▶ **DATASET**:
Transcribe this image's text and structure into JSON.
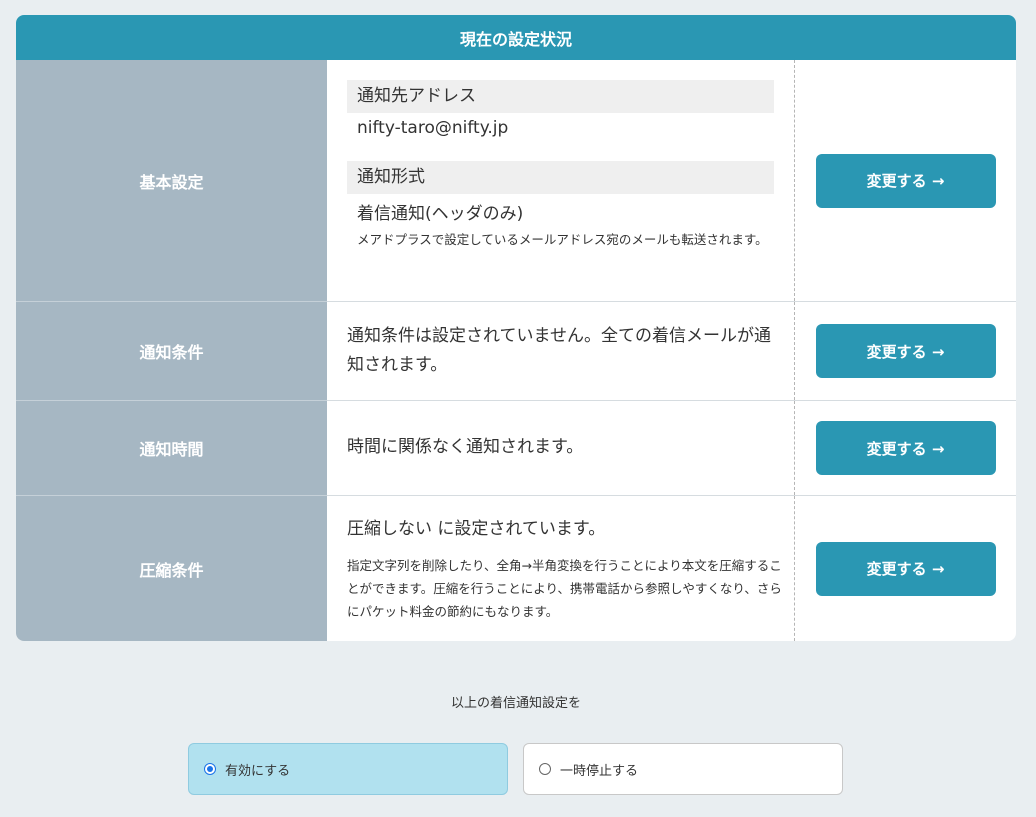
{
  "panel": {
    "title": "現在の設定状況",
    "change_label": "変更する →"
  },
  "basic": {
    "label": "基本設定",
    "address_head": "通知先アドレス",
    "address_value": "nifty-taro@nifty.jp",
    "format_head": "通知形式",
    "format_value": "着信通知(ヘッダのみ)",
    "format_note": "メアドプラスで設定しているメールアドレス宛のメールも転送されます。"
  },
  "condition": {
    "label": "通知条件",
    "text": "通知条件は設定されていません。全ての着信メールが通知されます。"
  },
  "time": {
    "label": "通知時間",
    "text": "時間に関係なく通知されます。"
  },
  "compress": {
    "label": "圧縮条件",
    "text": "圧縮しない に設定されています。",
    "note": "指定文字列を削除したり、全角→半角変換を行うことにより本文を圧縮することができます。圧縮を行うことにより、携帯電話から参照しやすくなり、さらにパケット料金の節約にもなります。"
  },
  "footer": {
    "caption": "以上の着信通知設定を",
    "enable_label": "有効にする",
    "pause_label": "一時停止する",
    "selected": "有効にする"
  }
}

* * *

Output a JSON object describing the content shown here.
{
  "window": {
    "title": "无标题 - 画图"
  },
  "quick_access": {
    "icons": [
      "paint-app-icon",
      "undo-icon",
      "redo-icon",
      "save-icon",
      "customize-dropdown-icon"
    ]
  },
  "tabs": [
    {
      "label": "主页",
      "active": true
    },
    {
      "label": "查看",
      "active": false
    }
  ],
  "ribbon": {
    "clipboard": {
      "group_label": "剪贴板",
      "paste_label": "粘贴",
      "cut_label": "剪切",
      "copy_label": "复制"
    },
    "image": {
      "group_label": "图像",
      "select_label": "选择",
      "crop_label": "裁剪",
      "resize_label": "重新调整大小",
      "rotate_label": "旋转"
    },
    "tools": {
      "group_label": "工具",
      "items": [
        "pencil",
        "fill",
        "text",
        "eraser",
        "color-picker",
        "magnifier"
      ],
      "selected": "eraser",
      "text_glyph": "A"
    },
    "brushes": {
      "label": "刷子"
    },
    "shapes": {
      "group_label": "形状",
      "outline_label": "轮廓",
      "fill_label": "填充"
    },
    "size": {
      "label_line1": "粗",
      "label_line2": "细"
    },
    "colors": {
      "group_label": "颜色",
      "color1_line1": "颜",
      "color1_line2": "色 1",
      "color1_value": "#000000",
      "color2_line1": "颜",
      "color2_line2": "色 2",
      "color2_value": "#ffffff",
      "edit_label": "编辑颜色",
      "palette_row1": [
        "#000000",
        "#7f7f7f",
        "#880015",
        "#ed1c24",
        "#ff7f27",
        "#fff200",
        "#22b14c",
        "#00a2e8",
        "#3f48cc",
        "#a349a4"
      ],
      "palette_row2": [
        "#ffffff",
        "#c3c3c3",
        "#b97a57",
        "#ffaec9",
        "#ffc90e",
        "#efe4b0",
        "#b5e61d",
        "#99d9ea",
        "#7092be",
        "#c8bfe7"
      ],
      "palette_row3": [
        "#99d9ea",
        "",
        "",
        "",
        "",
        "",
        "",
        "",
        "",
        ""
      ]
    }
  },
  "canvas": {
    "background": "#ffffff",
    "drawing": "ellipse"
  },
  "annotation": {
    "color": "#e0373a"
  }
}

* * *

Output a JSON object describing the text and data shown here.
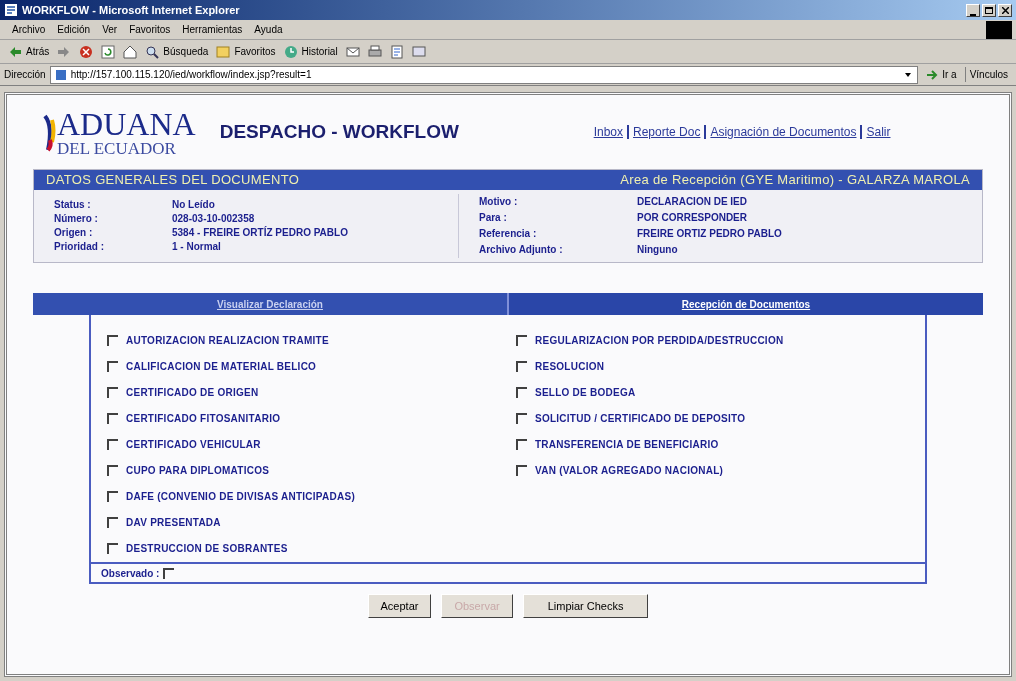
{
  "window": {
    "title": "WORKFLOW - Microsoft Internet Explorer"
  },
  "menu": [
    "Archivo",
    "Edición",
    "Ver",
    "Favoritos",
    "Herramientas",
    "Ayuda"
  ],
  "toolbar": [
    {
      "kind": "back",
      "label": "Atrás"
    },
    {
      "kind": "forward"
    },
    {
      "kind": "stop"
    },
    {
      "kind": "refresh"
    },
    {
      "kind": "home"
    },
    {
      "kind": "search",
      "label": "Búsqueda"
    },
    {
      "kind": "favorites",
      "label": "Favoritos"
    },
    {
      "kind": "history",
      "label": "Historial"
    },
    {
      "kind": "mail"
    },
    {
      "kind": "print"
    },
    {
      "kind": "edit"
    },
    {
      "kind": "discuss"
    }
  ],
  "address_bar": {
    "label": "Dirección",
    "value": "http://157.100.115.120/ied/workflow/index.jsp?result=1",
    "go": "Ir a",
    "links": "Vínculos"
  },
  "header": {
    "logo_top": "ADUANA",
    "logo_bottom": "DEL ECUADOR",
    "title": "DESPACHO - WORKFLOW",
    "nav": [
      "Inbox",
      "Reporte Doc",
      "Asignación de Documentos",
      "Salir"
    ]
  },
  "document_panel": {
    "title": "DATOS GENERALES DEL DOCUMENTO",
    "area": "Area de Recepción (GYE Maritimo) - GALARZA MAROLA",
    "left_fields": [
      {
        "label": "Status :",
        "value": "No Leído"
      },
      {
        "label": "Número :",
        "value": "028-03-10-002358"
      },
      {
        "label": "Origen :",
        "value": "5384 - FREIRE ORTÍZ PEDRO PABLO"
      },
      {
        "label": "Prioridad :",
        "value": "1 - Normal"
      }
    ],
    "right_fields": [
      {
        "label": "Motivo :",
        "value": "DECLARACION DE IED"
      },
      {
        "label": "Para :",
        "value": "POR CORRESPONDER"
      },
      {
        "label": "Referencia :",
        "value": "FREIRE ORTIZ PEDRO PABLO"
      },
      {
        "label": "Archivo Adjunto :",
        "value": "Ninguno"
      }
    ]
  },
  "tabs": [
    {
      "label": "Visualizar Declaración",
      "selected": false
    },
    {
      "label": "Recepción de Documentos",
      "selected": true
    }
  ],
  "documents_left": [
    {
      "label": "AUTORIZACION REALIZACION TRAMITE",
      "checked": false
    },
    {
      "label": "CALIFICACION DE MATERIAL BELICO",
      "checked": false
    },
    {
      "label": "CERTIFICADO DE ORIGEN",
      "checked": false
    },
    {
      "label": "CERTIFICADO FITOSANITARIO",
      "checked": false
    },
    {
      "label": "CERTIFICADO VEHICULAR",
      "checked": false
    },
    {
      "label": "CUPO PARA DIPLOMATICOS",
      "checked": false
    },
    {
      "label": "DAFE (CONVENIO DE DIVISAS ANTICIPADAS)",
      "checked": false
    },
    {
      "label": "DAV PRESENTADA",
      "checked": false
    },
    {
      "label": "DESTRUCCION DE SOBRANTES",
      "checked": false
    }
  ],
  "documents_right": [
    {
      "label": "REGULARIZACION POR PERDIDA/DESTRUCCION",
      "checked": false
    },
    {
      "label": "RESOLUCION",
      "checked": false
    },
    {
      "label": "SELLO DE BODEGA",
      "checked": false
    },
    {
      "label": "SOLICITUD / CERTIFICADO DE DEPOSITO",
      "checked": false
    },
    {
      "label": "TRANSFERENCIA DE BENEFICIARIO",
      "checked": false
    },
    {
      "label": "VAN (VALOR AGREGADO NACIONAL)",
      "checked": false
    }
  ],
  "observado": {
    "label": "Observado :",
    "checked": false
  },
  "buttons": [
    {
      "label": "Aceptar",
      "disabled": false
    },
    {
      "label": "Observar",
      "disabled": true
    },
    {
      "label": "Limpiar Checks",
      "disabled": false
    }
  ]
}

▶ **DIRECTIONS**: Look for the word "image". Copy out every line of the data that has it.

▶ **RESPONSE TO THIS EXERCISE**:
Transcribe this image's text and structure into JSON.
    "image": {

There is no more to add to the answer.